  5. ^ Two marriage episodes from The Saga of Thidrek of Bern, retrieved April 19, 2009.
  6. ^ summary of the Thiðrekssaga at Timeless Myths

See also

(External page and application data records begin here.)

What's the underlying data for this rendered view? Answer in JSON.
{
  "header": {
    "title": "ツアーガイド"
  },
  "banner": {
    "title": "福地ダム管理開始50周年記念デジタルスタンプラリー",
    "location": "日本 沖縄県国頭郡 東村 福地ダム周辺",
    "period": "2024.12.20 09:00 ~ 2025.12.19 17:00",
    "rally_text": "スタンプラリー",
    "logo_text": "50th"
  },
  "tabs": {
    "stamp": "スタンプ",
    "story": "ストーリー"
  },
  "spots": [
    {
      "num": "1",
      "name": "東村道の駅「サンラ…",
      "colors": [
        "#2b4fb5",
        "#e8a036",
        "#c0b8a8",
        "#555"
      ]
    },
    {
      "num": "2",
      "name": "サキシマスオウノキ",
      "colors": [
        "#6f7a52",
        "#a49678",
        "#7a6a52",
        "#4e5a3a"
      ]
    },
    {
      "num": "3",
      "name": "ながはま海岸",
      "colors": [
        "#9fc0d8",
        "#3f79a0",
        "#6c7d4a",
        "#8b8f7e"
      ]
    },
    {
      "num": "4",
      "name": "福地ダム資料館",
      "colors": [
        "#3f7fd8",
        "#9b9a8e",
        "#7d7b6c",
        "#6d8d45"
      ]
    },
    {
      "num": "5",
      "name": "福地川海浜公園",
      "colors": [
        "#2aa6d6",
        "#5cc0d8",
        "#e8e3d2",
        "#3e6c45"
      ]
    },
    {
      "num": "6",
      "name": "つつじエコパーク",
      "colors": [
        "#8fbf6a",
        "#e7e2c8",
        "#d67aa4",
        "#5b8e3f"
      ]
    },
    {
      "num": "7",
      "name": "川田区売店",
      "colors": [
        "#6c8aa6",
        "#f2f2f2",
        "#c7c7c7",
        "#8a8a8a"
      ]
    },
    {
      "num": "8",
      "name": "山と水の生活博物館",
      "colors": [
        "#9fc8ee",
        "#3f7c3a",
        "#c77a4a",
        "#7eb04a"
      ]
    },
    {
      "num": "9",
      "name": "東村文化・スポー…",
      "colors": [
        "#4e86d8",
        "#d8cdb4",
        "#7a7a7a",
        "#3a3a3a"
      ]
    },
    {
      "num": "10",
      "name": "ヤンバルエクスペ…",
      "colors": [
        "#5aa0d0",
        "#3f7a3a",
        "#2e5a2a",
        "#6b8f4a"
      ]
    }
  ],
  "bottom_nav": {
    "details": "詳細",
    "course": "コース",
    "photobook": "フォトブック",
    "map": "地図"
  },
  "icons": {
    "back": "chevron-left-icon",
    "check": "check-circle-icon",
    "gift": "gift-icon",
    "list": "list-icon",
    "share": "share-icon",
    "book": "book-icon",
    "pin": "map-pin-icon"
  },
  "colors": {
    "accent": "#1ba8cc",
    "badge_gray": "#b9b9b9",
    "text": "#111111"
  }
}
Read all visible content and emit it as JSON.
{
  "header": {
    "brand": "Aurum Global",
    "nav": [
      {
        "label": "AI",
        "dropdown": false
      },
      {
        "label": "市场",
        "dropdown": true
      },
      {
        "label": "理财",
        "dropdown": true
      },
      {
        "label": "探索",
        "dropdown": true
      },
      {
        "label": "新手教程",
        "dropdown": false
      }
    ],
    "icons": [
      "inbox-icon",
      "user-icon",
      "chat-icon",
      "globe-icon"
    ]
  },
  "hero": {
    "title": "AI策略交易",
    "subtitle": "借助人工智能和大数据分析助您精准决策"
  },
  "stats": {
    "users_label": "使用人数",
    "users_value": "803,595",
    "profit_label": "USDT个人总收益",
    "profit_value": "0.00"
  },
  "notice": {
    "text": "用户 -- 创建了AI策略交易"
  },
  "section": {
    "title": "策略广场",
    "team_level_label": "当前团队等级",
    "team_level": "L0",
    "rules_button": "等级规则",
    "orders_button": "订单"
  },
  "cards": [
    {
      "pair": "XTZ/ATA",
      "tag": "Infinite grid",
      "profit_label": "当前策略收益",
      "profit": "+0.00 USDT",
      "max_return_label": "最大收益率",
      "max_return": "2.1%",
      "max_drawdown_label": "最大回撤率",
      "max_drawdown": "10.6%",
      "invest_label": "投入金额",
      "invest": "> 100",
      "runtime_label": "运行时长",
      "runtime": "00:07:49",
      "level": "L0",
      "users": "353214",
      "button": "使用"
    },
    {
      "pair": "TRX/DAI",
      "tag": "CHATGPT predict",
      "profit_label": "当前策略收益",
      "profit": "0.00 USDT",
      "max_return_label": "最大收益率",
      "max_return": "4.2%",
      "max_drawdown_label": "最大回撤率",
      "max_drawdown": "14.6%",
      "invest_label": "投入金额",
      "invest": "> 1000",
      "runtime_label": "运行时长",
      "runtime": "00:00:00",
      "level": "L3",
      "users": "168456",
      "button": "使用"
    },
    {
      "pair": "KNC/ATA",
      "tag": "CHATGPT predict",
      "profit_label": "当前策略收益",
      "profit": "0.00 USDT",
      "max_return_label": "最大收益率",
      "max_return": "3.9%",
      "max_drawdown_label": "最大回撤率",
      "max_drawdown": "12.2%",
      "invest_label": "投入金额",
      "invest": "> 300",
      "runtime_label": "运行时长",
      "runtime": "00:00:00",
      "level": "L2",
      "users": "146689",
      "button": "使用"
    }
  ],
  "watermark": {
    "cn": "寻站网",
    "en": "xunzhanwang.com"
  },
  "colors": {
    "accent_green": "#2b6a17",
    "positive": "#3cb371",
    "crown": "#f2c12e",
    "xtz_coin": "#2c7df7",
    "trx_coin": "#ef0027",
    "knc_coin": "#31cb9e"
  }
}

This article was sourced from Creative Commons Attribution-ShareAlike License; additional terms may apply. World Heritage Encyclopedia content is assembled from numerous content providers, Open Access Publishing, and in compliance with The Fair Access to Science and Technology Research Act (FASTR), Wikimedia Foundation, Inc., Public Library of Science, The Encyclopedia of Life, Open Book Publishers (OBP), PubMed, U.S. National Library of Medicine, National Center for Biotechnology Information, U.S. National Library of Medicine, National Institutes of Health (NIH), U.S. Department of Health & Human Services, and, which sources content from all federal, state, local, tribal, and territorial government publication portals (.gov, .mil, .edu). Funding for and content contributors is made possible from the U.S. Congress, E-Government Act of 2002.
Crowd sourced content that is contributed to World Heritage Encyclopedia is peer reviewed and edited by our editorial staff to ensure quality scholarly research articles.
By using this site, you agree to the Terms of Use and Privacy Policy. World Heritage Encyclopedia™ is a registered trademark of the World Public Library Association, a non-profit organization.

Copyright © World Library Foundation. All rights reserved. eBooks from Project Gutenberg are sponsored by the World Library Foundation,
a 501c(4) Member's Support Non-Profit Organization, and is NOT affiliated with any governmental agency or department.